motherduck when you say he wants to “move on and that’s another story” are you implying he’s started or wanting to start dating again if this is the case perhaps there is a valid reason to move her near you Will the baby come and stay with you as he gets older so you would be able to show him and talk to him about his mum are you worried she will be erased from his life Hopefully I m not on the right track here
Isn’t life difficult ?

MissAdventure Tue 26-Apr-22 15:17:16

He is seeing somebody new.

Hithere Tue 26-Apr-22 15:18:05


Would you consider grief therapy?

busybeejay Tue 26-Apr-22 15:19:32

I think you have to respect their wishes.Why not plants bulbs?There are bulbs for all times of year.Perhaps some rose bushes as well.There may be one of her name.A very tricky situation for you.I do sympathise.

Kate1949 Tue 26-Apr-22 15:20:28

motherduck says her SIL has met someone else.

Antonia Tue 26-Apr-22 15:21:02

I'm so sorry to hear of your loss. I would echo what others have said, and make the journey to plant something permanent on your daughter's grave. Possibly some daffodils which will bloom in spring, some lupins and a rose which will bloom in summer, and some autumn crocuses.
Then you will know that the grave isn't neglected at all.
Your son-in-law is grieving and to go to his wife's grave will be too hard for him to bear just now.
I hope you can find peace one day. flowers

Kupari45 Tue 26-Apr-22 15:21:17

Motherduck, it seems to me the only thing you can do is to ask him about the ashes. If he does not agree then you can do no more.
Believe me I do understand. My lovely daughter died 5 years ago leaving three children. She was 40 yrs old.
Ever since I walk a tight rope being careful what I say and do, so that I can see the children.

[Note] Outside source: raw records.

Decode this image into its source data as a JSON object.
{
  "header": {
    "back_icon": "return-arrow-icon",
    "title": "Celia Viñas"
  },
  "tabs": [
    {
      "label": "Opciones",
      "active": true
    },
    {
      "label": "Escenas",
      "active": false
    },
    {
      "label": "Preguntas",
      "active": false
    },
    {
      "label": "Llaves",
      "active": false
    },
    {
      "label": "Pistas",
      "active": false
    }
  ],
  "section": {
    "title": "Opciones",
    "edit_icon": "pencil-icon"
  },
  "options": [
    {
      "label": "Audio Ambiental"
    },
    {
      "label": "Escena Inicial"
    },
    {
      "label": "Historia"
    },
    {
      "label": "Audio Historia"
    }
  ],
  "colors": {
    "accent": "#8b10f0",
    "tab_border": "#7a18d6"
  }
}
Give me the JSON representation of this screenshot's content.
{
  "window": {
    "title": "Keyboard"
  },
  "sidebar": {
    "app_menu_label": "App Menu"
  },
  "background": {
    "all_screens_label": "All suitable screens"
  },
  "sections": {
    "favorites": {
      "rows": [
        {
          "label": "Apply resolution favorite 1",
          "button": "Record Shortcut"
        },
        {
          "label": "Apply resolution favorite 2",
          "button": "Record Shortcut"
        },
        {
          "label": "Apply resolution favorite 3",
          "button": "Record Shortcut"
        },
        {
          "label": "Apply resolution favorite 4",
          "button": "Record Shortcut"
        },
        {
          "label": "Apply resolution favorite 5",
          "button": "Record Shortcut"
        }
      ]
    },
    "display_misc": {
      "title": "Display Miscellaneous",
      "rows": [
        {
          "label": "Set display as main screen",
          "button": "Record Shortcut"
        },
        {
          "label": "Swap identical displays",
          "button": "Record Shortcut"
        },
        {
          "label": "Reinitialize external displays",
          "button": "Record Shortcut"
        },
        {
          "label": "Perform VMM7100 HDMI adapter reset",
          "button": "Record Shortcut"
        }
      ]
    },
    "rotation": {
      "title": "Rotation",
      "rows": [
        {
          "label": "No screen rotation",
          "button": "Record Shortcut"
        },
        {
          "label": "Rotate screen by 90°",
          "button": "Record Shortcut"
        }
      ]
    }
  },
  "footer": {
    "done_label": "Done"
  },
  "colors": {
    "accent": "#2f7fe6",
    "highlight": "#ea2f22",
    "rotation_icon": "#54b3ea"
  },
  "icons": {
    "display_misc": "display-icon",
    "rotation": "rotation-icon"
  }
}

He met someone else 6 months after her death.
So you will have to be very careful how you approach the subject with him.

Kate1949 Tue 26-Apr-22 15:21:24

You have my sympathy motherduck flowers